#### Records supplied:

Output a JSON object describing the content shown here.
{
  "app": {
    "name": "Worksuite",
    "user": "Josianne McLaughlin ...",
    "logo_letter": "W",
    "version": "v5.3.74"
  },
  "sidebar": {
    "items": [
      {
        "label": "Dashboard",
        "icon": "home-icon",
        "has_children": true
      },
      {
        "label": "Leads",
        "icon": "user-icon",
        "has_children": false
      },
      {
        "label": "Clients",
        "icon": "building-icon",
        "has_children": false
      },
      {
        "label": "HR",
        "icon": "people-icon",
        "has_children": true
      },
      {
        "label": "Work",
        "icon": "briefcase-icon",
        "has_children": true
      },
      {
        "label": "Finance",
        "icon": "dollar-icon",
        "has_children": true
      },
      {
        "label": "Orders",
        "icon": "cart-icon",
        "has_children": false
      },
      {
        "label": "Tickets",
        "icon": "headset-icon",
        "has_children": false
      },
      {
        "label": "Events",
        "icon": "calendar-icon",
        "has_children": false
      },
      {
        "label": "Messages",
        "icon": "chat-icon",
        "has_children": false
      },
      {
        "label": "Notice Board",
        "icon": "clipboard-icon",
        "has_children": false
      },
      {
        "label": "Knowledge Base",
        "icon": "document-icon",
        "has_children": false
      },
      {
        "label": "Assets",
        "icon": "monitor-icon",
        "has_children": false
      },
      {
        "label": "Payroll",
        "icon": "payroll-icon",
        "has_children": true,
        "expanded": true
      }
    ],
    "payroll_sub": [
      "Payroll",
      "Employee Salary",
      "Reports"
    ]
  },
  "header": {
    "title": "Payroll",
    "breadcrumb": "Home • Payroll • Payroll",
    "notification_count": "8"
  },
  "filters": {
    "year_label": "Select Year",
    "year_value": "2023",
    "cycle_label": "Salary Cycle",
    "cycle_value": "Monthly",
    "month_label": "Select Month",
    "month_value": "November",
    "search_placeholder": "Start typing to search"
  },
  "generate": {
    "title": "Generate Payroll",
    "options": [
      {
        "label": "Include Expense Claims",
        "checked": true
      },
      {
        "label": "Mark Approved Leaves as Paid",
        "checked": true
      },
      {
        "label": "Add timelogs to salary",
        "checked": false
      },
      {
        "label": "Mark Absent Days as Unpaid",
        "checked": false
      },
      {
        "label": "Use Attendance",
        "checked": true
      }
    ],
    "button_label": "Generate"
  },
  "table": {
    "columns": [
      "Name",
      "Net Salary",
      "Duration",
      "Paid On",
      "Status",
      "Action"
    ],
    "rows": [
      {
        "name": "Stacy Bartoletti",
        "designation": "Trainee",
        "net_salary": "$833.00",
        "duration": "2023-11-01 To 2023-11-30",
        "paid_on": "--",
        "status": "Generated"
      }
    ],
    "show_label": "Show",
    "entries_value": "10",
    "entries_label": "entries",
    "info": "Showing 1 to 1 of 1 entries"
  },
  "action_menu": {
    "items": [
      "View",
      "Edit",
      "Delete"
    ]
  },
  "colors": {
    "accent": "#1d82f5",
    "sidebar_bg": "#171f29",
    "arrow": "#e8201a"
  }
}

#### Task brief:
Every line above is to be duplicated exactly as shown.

#### Answer space:
Output a JSON object describing the content shown here.
{
  "app": {
    "name": "Worksuite",
    "user": "Josianne McLaughlin ...",
    "logo_letter": "W",
    "version": "v5.3.74"
  },
  "sidebar": {
    "items": [
      {
        "label": "Dashboard",
        "icon": "home-icon",
        "has_children": true
      },
      {
        "label": "Leads",
        "icon": "user-icon",
        "has_children": false
      },
      {
        "label": "Clients",
        "icon": "building-icon",
        "has_children": false
      },
      {
        "label": "HR",
        "icon": "people-icon",
        "has_children": true
      },
      {
        "label": "Work",
        "icon": "briefcase-icon",
        "has_children": true
      },
      {
        "label": "Finance",
        "icon": "dollar-icon",
        "has_children": true
      },
      {
        "label": "Orders",
        "icon": "cart-icon",
        "has_children": false
      },
      {
        "label": "Tickets",
        "icon": "headset-icon",
        "has_children": false
      },
      {
        "label": "Events",
        "icon": "calendar-icon",
        "has_children": false
      },
      {
        "label": "Messages",
        "icon": "chat-icon",
        "has_children": false
      },
      {
        "label": "Notice Board",
        "icon": "clipboard-icon",
        "has_children": false
      },
      {
        "label": "Knowledge Base",
        "icon": "document-icon",
        "has_children": false
      },
      {
        "label": "Assets",
        "icon": "monitor-icon",
        "has_children": false
      },
      {
        "label": "Payroll",
        "icon": "payroll-icon",
        "has_children": true,
        "expanded": true
      }
    ],
    "payroll_sub": [
      "Payroll",
      "Employee Salary",
      "Reports"
    ]
  },
  "header": {
    "title": "Payroll",
    "breadcrumb": "Home • Payroll • Payroll",
    "notification_count": "8"
  },
  "filters": {
    "year_label": "Select Year",
    "year_value": "2023",
    "cycle_label": "Salary Cycle",
    "cycle_value": "Monthly",
    "month_label": "Select Month",
    "month_value": "November",
    "search_placeholder": "Start typing to search"
  },
  "generate": {
    "title": "Generate Payroll",
    "options": [
      {
        "label": "Include Expense Claims",
        "checked": true
      },
      {
        "label": "Mark Approved Leaves as Paid",
        "checked": true
      },
      {
        "label": "Add timelogs to salary",
        "checked": false
      },
      {
        "label": "Mark Absent Days as Unpaid",
        "checked": false
      },
      {
        "label": "Use Attendance",
        "checked": true
      }
    ],
    "button_label": "Generate"
  },
  "table": {
    "columns": [
      "Name",
      "Net Salary",
      "Duration",
      "Paid On",
      "Status",
      "Action"
    ],
    "rows": [
      {
        "name": "Stacy Bartoletti",
        "designation": "Trainee",
        "net_salary": "$833.00",
        "duration": "2023-11-01 To 2023-11-30",
        "paid_on": "--",
        "status": "Generated"
      }
    ],
    "show_label": "Show",
    "entries_value": "10",
    "entries_label": "entries",
    "info": "Showing 1 to 1 of 1 entries"
  },
  "action_menu": {
    "items": [
      "View",
      "Edit",
      "Delete"
    ]
  },
  "colors": {
    "accent": "#1d82f5",
    "sidebar_bg": "#171f29",
    "arrow": "#e8201a"
  }
}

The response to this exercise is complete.